A quick list of the contributing writers and bloggers:
The Eagles signed Felix Jones. As I noted when the Eagles were sniffing around him initially, he’s a 3rd RB only. LeSean McCoy and Bryce Brown are clearly the #1 and #2. Here are Felix’s strengths and weaknesses.
Tommy watched some tape of Brandon Graham and Vinny Curry. Good read. Tommy’s not as high on Graham as sites like PFF, who don’t note the context with which he’s defeating offensive linemen:
While Graham was productive as a pass rusher last year, no one did anything special for him. He was almost always single-blocked. There were plenty of plays where TEs were assigned to block him. Compare this to the treatment that Trent Cole and Jason Babin got. Offenses gameplanned for them, in terms of playcalling and blocking.
Graham’s 2 best games were against Cincinnati and the second Dallas meeting. He went against a struggling Doug Free and Andre Smith. While Smith is a dominant run blocker, he is a mediocre pass blocker, which is part of why he sat on the free agent market so long this year. In those 2 games, Graham had 12 tackles, 4 sacks, and a FF. Take those games away and we’re talking about a different season.
According to TMZ.com, LeSean McCoy is being accused of the following:
A little before Christmas, McCoy, 15 women, a bodyguard and some other guys got a party bus and headed up to NYC from Philly.
The women were sprayed with water.
One of them didn’t like it.
McCoy ordered his bodyguard, a gentleman by the name of “Big John,” to “get her.”
Somebody (either “Big John” or McCoy) hit her in the face, and she went down.
While on the ground, they held her down and poured more liquids on her.

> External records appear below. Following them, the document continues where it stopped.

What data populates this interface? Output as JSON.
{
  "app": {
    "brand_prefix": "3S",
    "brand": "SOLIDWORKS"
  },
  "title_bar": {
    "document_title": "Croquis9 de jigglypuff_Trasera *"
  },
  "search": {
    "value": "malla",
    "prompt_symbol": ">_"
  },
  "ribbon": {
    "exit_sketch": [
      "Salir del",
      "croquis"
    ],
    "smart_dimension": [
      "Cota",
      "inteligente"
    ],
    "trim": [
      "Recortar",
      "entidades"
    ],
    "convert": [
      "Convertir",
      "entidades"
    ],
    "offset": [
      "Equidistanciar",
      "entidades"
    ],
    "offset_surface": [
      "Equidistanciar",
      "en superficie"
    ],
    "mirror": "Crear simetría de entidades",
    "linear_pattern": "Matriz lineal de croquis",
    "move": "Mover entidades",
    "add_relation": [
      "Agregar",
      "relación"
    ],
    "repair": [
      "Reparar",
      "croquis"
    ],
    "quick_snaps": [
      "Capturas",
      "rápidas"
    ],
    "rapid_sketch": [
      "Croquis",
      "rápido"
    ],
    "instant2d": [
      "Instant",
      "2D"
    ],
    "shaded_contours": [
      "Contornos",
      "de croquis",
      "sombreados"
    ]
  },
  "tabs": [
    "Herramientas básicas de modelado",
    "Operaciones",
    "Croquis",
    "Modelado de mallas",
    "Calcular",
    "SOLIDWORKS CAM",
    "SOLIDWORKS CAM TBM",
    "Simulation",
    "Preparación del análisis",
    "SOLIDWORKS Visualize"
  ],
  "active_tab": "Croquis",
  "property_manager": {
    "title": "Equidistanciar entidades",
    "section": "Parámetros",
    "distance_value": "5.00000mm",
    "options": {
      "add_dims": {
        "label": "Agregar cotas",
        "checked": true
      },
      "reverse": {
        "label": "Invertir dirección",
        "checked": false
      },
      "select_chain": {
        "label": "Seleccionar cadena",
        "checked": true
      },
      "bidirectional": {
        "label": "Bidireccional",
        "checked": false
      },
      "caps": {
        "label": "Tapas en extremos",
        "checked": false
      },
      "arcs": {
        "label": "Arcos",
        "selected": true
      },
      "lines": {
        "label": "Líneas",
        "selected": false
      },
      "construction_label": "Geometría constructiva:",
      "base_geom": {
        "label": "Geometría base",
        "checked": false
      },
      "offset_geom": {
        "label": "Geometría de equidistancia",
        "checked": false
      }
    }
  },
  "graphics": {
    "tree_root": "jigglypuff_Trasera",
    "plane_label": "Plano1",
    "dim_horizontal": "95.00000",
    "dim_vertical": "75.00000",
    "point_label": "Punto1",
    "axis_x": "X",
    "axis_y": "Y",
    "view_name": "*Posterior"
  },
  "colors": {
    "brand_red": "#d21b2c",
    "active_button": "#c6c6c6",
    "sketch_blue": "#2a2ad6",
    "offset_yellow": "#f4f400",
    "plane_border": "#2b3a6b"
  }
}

They then kicked her off the bus somewhere in the middle of the NJ Turnpike. (The NJ Turnpike, in case you’re unfamiliar, has a lot of distance in between each exit). When some of the other women complained they went back and got her, and dropped her off at the next rest stop.
Eagles OTAs yesterday were an experience, for sure. It was almost like a rock concert, set to football. There were times where I kind of felt like getting up and dancing. Seriously. Here are my random notes from the day:

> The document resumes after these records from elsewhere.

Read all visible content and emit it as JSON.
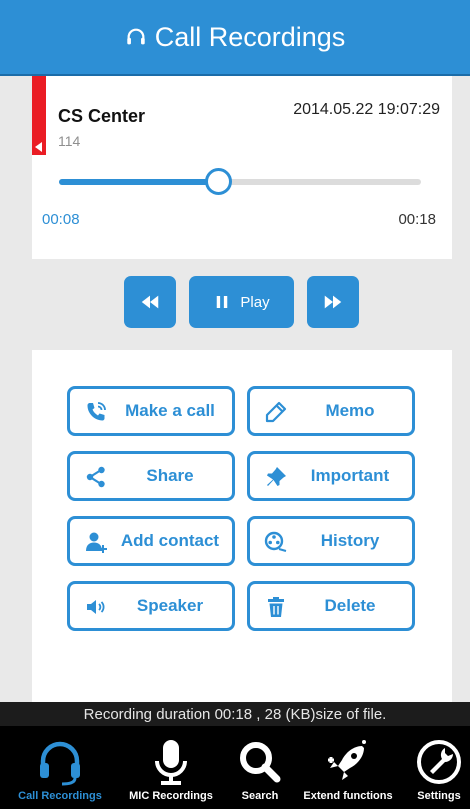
{
  "header": {
    "title": "Call Recordings",
    "icon": "headset-icon",
    "color": "#2d8fd5"
  },
  "recording": {
    "contact_name": "CS Center",
    "number": "114",
    "datetime": "2014.05.22 19:07:29",
    "current_time": "00:08",
    "total_time": "00:18",
    "progress_fraction": 0.44
  },
  "controls": {
    "rewind_icon": "rewind-icon",
    "play_label": "Play",
    "pause_icon": "pause-icon",
    "forward_icon": "fast-forward-icon"
  },
  "actions": [
    {
      "label": "Make a call",
      "icon": "phone-icon"
    },
    {
      "label": "Memo",
      "icon": "pencil-icon"
    },
    {
      "label": "Share",
      "icon": "share-icon"
    },
    {
      "label": "Important",
      "icon": "pin-icon"
    },
    {
      "label": "Add contact",
      "icon": "add-contact-icon"
    },
    {
      "label": "History",
      "icon": "history-icon"
    },
    {
      "label": "Speaker",
      "icon": "speaker-icon"
    },
    {
      "label": "Delete",
      "icon": "trash-icon"
    }
  ],
  "status": {
    "text": "Recording duration 00:18 , 28 (KB)size of file."
  },
  "tabs": [
    {
      "label": "Call Recordings",
      "icon": "headset-icon",
      "active": true
    },
    {
      "label": "MIC Recordings",
      "icon": "microphone-icon",
      "active": false
    },
    {
      "label": "Search",
      "icon": "search-icon",
      "active": false
    },
    {
      "label": "Extend functions",
      "icon": "rocket-icon",
      "active": false
    },
    {
      "label": "Settings",
      "icon": "wrench-icon",
      "active": false
    }
  ],
  "colors": {
    "accent": "#2d8fd5",
    "marker": "#ea1c24"
  }
}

• The play calling is going to be different than what you are used to seeing at the NFL level. Multiple coaches are sending in signals, some of which aren’t all that different from this:

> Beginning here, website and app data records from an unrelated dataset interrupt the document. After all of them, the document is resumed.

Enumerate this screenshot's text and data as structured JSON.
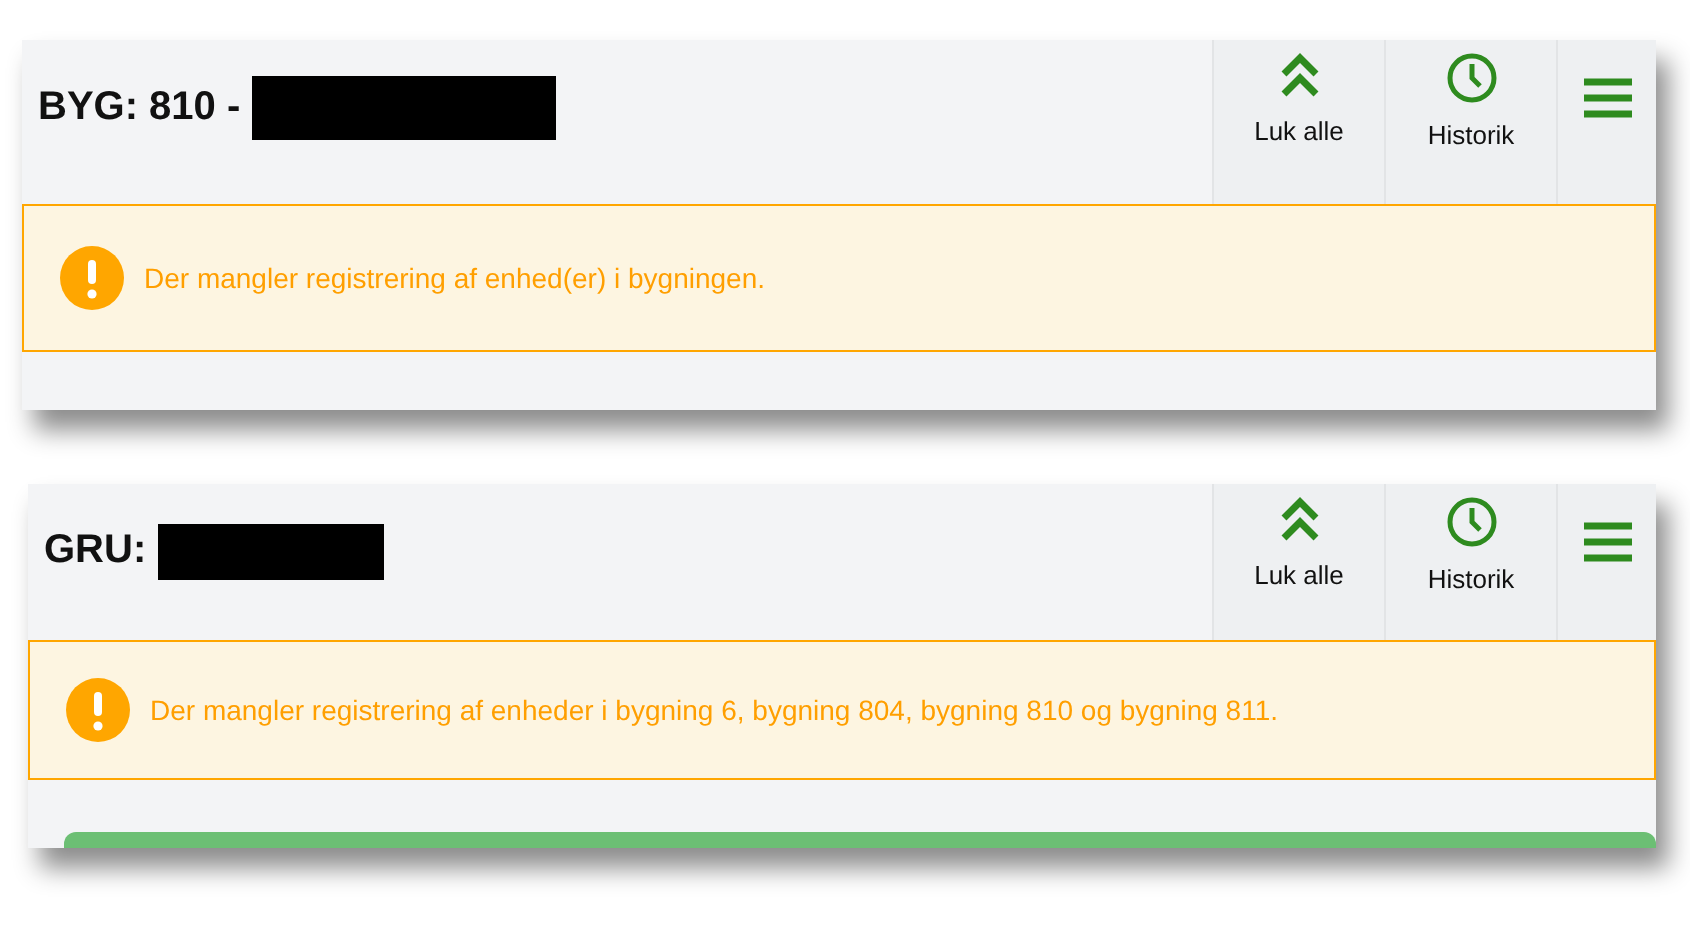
{
  "panels": [
    {
      "title": "BYG: 810 -",
      "redacted": true,
      "actions": [
        {
          "kind": "collapse",
          "label": "Luk alle"
        },
        {
          "kind": "history",
          "label": "Historik"
        },
        {
          "kind": "menu"
        }
      ],
      "alert": {
        "kind": "warning",
        "text": "Der mangler registrering af enhed(er) i bygningen."
      }
    },
    {
      "title": "GRU:",
      "redacted": true,
      "actions": [
        {
          "kind": "collapse",
          "label": "Luk alle"
        },
        {
          "kind": "history",
          "label": "Historik"
        },
        {
          "kind": "menu"
        }
      ],
      "alert": {
        "kind": "warning",
        "text": "Der mangler registrering af enheder i bygning 6, bygning 804, bygning 810 og bygning 811."
      },
      "next_section": true
    }
  ]
}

Here’s Part I, Part II, and Part III in case you missed them. I may have gone a little overboard on analysis of a 3rd round pick, but I found Moore intriguing because he was so highly thought of (potential top 5 pick) just a few months ago. The next post will be a comprehensive analysis of Moore’s strengths, weaknesses, and how he might fit in with the Giants. Part IV will review Moore’s 2011 games against Northwestern and Kansas St. And as always, kudos to the greatness of DraftBreakdown.com for cutting up these videos.